ACTION ITEM: Every line of the data that contains the string "JSON" must be copied.

Component data from apps and pages
= Beginning of Section =

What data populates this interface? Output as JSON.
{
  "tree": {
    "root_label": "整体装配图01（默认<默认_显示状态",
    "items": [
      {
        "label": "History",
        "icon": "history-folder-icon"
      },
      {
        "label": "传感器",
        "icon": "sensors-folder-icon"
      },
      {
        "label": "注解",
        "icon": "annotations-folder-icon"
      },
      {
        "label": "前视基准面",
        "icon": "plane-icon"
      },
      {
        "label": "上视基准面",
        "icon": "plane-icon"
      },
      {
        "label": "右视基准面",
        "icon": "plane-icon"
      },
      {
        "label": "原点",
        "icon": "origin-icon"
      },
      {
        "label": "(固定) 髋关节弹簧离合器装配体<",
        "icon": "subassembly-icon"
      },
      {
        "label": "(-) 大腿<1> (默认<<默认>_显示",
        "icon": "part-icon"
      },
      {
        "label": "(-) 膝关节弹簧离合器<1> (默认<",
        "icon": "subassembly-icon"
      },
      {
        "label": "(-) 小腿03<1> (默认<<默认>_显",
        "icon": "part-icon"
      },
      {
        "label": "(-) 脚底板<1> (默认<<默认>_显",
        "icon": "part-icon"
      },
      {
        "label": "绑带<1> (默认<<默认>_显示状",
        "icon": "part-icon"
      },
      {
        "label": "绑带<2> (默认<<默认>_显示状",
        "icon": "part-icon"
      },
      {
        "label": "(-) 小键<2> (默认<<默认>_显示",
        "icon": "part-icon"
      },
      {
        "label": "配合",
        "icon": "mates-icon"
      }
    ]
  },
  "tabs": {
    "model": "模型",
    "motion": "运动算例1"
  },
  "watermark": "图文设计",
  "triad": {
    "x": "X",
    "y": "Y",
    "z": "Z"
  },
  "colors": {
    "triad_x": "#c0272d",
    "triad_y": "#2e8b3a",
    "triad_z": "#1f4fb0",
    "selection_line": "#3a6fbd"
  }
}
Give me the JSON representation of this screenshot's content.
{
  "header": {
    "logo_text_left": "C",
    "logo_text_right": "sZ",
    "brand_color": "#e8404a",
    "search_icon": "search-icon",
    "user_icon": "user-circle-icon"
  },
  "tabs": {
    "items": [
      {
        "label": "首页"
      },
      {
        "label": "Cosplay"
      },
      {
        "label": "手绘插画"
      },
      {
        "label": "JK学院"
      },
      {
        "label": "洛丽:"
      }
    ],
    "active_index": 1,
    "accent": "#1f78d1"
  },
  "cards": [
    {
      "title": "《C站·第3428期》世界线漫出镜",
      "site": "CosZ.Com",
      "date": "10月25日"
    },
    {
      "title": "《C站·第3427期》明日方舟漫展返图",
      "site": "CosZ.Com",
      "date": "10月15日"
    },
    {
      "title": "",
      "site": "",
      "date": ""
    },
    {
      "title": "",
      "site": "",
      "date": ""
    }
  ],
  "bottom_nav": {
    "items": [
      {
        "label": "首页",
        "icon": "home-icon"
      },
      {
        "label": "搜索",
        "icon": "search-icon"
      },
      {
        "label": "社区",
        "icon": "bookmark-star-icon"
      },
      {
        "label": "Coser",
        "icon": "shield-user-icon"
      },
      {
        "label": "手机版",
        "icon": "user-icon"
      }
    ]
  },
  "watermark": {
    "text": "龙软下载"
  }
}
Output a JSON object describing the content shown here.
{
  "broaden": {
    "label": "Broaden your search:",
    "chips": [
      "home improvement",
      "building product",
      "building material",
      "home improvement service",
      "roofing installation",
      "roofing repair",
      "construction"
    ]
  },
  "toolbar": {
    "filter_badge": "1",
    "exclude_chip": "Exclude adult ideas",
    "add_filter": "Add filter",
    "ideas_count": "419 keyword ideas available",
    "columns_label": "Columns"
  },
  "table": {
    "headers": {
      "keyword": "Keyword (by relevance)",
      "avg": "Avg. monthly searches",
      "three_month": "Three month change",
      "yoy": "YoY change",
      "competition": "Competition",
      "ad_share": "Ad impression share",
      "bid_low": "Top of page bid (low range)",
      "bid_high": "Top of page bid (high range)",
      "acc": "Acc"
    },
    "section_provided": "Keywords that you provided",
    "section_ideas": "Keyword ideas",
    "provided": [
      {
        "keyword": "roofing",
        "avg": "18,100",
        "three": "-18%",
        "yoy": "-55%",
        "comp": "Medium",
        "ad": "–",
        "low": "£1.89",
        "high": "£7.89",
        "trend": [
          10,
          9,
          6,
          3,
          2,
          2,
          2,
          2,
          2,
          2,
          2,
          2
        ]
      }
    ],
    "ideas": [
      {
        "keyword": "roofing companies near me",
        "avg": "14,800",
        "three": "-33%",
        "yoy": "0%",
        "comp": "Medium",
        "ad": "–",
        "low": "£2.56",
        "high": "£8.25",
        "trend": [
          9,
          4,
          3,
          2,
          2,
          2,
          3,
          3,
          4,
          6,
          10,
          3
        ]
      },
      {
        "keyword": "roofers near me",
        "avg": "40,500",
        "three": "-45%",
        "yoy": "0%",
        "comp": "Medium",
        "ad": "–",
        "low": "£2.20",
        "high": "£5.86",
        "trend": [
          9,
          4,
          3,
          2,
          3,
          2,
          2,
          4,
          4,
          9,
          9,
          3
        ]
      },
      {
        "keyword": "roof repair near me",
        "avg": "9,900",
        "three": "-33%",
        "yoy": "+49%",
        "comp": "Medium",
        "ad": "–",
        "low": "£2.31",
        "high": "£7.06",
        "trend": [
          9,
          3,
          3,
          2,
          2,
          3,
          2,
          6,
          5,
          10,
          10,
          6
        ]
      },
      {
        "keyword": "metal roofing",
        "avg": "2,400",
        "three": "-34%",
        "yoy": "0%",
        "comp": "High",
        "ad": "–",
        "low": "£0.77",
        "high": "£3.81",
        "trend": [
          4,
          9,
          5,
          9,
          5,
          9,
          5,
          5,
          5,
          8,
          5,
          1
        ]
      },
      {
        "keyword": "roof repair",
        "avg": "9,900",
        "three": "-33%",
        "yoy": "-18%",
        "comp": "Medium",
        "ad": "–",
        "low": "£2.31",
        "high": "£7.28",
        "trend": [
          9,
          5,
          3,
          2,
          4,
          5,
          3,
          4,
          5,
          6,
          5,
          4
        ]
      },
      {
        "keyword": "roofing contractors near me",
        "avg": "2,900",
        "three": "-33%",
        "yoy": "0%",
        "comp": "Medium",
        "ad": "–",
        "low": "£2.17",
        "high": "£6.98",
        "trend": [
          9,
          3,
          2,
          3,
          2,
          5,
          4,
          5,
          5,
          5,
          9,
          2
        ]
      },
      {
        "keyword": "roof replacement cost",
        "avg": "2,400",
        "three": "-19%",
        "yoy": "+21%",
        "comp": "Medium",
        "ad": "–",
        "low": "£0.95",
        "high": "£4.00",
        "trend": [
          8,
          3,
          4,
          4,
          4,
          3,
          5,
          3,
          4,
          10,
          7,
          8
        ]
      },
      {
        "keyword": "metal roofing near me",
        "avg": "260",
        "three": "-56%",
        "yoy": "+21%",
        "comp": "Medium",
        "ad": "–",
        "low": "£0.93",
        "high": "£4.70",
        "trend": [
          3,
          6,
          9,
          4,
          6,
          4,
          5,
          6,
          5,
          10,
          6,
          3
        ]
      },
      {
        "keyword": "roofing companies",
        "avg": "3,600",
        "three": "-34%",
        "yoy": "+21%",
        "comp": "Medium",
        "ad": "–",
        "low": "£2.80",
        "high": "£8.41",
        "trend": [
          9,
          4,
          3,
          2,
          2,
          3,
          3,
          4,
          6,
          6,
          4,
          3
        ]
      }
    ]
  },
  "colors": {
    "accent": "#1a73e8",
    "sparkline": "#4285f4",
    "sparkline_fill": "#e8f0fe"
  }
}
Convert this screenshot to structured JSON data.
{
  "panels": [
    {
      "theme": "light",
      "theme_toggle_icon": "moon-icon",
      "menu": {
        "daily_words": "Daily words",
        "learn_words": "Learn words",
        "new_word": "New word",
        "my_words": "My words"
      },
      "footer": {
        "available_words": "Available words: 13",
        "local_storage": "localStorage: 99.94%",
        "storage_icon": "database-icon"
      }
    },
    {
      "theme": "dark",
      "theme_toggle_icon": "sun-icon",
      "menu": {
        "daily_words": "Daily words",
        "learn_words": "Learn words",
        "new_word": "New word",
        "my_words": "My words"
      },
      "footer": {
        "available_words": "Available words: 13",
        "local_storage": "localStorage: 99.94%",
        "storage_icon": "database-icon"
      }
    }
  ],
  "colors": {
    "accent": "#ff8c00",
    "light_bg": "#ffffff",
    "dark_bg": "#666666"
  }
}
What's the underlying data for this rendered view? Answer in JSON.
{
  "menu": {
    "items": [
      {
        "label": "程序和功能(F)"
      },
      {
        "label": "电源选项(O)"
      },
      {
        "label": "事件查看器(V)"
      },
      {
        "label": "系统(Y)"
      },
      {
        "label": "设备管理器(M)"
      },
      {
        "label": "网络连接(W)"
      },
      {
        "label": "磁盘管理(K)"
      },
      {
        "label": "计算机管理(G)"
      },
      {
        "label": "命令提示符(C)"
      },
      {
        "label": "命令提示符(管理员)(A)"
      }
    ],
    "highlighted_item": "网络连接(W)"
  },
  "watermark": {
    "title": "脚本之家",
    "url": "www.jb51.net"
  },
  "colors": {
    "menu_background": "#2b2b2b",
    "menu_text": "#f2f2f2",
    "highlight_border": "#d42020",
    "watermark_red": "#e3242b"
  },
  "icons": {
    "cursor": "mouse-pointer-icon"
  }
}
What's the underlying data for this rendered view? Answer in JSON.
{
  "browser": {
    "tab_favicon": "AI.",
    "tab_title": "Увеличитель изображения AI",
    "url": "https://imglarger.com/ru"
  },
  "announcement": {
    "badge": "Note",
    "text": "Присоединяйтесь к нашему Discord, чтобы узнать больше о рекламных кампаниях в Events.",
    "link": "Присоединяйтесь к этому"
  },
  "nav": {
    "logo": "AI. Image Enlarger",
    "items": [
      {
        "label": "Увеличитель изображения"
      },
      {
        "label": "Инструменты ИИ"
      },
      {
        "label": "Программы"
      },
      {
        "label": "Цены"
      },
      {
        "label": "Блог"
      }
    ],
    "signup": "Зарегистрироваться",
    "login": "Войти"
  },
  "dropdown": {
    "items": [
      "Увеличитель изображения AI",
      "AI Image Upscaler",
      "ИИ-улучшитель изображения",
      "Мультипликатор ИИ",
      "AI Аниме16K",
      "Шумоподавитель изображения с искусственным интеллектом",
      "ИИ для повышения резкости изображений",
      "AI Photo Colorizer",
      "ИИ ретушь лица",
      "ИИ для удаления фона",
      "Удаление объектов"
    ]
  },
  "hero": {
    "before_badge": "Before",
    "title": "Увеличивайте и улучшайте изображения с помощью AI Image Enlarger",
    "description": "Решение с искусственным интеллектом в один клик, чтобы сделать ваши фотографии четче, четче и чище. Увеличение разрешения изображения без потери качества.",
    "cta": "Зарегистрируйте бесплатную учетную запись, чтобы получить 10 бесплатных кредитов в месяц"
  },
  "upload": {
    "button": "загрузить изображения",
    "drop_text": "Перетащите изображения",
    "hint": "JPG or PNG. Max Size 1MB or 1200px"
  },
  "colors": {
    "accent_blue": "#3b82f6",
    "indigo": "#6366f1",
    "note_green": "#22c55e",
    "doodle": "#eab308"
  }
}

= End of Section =

RESULT OF THE EXERCISE:
What data populates this interface? Output as JSON.
Give me the JSON representation of this screenshot's content.
Output a JSON object describing the content shown here.
Convert this screenshot to structured JSON data.
What's the underlying data for this rendered view? Answer in JSON.
What's the underlying data for this rendered view? Answer in JSON.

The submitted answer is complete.